What has frustrated several of my self-funded clients however, is that medical claims fraud perpetrated by doctors is often allowed to continue for weeks, months or even years on end – all while the client continues to foot the medical claims expense associated with the providers.
The reasons are multifold. Firstly, the carriers want to see a documented pattern of fraud before they are willing to step in and flag providers. Many doctors perform a wide variety of services, so even things that look and smell fishy get a pass for a long time due to the favorable language of the provider contacts.
Secondly, and perhaps more maddening, is that once a provider is deemed fraudulent, law enforcement – typically at the federal government level – is called into action and they won’t allow claims to be stopped so as to not tip their hand about an ongoing investigation. All the while clients continue to accrue tens (if not hundreds) of thousands of additional claims costs that they know to be fraudulent.

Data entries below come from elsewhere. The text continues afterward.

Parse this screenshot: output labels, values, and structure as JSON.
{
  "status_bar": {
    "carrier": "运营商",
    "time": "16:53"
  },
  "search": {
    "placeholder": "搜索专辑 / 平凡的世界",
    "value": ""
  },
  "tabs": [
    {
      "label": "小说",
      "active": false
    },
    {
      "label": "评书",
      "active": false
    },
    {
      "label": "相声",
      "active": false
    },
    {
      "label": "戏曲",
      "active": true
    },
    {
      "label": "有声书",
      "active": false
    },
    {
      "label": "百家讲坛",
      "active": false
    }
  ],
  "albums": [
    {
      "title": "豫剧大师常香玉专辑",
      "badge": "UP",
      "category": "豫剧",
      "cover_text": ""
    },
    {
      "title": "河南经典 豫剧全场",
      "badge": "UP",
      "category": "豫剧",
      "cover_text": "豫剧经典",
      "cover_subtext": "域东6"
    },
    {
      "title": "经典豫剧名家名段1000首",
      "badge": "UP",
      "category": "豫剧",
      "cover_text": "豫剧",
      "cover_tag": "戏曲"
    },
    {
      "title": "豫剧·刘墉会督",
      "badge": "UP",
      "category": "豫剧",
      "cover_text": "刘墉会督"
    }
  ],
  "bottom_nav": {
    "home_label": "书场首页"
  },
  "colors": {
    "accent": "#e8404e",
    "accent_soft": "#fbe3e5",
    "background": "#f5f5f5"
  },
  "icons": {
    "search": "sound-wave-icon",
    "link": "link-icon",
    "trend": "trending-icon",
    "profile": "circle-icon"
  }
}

Despite all its quirky billing and procedure codes that add huge administrative burden, in my opinion, the carrier payment system based upon thousands of CPT codes and “modifiers” continues to be too provider-friendly. The complexity of the system has enabled unfair gamesmanship and misbehavior to the detriment of the payers (carriers and clients alike). We need a simpler and more responsive payment system. And with latest healthcare trend figures showing a pickup in medical inflation threatening to push medical spend to 20% of U.S. Gross Domestic Product (GDP), the urgency for action is now.